Among the records below, how many lines contain "sender"? State the number and nothing more.
################
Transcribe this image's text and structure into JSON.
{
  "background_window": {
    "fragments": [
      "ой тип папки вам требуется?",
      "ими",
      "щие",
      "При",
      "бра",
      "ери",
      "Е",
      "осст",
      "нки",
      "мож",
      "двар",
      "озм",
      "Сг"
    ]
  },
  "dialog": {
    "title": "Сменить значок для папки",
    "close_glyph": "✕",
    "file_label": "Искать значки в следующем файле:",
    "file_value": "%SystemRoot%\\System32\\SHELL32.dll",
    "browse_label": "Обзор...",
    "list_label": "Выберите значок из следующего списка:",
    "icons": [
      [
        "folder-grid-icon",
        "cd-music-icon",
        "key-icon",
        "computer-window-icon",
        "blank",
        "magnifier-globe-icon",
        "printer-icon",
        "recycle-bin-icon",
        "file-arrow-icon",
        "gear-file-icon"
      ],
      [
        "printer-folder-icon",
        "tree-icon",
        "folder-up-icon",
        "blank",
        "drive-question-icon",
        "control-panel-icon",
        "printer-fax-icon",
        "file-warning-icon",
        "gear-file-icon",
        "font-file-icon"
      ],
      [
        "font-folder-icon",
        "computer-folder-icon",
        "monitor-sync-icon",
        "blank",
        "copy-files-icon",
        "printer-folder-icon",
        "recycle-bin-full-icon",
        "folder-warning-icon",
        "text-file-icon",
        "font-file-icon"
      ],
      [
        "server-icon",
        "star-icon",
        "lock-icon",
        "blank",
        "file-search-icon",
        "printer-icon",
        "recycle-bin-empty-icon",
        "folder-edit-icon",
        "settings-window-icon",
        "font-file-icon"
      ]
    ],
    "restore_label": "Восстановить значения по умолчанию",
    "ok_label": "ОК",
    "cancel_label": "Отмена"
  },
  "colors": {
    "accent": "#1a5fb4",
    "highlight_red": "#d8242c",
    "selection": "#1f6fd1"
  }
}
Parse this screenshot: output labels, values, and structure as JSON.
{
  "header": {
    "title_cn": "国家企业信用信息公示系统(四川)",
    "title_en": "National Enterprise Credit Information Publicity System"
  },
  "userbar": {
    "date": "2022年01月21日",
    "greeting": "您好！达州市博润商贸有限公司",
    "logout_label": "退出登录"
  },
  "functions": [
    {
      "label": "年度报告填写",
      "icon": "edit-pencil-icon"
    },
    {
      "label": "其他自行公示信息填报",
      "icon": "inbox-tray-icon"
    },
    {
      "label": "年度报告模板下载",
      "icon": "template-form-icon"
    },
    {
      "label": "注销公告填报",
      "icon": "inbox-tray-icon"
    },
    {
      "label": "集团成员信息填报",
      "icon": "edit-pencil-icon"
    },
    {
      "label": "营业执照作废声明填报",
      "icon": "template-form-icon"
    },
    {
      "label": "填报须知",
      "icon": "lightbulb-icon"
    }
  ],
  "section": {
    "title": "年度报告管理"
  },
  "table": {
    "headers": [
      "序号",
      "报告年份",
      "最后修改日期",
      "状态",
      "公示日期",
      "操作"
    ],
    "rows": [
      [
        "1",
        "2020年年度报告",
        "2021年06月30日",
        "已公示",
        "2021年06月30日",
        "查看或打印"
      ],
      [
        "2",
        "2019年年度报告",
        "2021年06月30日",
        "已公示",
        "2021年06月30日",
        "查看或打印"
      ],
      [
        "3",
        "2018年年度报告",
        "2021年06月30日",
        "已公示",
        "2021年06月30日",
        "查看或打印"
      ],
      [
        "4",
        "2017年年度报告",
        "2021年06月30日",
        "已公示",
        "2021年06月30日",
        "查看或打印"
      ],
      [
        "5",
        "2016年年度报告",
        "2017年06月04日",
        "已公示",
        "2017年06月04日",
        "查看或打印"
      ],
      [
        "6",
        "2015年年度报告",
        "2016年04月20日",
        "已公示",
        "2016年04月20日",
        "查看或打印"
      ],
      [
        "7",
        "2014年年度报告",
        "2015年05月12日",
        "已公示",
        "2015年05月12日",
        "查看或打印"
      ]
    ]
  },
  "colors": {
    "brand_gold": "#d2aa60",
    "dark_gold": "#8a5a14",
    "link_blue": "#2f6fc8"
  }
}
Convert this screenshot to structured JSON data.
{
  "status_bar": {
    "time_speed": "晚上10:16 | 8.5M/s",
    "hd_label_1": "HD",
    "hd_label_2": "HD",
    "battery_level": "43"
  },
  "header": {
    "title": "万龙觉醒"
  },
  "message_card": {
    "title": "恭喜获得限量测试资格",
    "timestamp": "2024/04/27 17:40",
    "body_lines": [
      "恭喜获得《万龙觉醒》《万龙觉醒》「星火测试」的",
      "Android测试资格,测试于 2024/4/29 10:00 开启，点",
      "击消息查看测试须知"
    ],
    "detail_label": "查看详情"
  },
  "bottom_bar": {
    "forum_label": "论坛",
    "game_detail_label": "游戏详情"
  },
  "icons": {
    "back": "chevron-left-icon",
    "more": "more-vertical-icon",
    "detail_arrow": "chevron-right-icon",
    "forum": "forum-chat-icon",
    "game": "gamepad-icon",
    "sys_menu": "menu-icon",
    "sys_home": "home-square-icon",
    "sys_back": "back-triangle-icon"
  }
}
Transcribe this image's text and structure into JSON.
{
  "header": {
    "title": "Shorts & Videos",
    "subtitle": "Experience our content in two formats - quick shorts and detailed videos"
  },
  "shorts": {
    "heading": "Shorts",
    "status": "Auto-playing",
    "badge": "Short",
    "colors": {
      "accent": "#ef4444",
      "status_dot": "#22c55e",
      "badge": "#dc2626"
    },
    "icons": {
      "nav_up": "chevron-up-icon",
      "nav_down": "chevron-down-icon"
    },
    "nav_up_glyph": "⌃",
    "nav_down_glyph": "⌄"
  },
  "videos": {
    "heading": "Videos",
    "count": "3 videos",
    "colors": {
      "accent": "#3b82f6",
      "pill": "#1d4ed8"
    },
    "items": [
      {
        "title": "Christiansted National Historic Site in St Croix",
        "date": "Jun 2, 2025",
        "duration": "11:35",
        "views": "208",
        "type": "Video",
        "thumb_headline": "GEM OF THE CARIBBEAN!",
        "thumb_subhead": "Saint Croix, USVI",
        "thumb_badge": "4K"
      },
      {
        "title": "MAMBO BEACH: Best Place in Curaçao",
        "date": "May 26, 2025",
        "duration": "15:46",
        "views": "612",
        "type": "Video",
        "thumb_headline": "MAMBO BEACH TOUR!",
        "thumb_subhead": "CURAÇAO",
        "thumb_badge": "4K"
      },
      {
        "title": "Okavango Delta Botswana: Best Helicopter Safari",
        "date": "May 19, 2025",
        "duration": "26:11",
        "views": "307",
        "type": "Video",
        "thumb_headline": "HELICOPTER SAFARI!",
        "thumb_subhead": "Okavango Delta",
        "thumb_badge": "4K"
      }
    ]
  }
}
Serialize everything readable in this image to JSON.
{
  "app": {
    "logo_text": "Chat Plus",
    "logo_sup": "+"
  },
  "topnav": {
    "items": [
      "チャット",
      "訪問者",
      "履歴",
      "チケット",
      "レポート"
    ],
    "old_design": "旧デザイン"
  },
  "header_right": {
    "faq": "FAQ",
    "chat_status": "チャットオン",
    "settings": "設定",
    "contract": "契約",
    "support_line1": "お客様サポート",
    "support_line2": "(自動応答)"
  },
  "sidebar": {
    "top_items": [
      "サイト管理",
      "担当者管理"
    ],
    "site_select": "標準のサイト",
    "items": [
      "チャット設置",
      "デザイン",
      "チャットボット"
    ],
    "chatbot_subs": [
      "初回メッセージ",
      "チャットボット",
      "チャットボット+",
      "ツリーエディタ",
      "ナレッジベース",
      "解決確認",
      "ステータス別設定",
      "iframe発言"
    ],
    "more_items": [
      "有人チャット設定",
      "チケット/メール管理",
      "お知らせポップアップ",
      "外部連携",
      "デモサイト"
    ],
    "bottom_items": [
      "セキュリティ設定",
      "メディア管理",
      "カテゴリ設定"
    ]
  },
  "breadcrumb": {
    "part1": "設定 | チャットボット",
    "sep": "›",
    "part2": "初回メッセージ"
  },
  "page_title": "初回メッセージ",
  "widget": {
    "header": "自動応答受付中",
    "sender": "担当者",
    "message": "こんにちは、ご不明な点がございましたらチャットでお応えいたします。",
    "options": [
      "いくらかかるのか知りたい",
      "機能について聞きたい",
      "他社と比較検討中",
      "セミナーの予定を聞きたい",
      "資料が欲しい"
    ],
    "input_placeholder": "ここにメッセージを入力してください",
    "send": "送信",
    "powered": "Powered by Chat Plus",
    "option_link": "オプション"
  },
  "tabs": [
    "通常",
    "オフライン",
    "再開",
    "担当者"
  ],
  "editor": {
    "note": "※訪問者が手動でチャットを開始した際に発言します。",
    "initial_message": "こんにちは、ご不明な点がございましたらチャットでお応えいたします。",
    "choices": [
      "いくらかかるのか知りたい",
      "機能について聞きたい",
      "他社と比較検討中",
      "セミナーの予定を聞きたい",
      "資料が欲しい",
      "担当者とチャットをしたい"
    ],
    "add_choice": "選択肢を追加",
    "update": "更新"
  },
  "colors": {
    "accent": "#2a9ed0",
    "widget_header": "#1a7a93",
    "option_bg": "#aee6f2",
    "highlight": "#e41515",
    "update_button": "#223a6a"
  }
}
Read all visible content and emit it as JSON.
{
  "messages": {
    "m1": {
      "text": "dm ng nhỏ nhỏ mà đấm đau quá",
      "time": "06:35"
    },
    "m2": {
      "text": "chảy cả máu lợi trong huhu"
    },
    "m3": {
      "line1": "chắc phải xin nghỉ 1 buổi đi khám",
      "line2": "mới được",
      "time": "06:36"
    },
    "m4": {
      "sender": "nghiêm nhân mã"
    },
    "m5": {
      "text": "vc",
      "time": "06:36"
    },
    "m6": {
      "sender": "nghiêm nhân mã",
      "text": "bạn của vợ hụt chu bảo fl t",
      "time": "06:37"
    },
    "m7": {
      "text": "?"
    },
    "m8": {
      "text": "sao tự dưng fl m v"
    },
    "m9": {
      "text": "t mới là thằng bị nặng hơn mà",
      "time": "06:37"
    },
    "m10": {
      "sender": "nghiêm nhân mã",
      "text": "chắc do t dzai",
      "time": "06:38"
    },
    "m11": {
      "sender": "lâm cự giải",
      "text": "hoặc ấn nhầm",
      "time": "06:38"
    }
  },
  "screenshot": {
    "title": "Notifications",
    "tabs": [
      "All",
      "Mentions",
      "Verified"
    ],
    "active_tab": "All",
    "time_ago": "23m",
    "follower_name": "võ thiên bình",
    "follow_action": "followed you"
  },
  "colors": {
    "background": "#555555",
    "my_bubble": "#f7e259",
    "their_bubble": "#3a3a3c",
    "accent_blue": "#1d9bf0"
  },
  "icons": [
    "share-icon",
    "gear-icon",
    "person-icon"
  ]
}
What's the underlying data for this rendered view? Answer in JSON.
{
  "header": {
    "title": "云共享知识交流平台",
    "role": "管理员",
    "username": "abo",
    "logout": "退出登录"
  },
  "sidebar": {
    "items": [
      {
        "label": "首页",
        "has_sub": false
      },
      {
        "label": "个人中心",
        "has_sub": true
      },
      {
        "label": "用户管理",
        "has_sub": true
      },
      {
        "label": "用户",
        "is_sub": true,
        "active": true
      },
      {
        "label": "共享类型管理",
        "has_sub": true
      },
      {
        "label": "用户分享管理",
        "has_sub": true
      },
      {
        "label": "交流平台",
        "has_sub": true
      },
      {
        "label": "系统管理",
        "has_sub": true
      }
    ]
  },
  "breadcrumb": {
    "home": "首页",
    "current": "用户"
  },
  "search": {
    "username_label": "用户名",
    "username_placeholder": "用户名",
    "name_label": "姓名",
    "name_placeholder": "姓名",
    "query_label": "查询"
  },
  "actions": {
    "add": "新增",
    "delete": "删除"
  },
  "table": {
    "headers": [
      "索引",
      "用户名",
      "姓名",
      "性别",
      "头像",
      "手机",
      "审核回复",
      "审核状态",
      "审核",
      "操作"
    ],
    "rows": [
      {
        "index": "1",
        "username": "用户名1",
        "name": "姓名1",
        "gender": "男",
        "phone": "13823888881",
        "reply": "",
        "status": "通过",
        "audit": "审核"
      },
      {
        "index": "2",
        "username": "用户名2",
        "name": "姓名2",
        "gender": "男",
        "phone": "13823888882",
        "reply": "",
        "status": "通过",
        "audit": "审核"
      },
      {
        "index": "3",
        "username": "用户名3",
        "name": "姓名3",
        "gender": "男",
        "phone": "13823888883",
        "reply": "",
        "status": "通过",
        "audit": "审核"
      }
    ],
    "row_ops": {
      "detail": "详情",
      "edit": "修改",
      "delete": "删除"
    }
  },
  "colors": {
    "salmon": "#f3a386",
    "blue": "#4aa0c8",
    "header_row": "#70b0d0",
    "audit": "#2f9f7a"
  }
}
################
■ TASK OUTPUT
5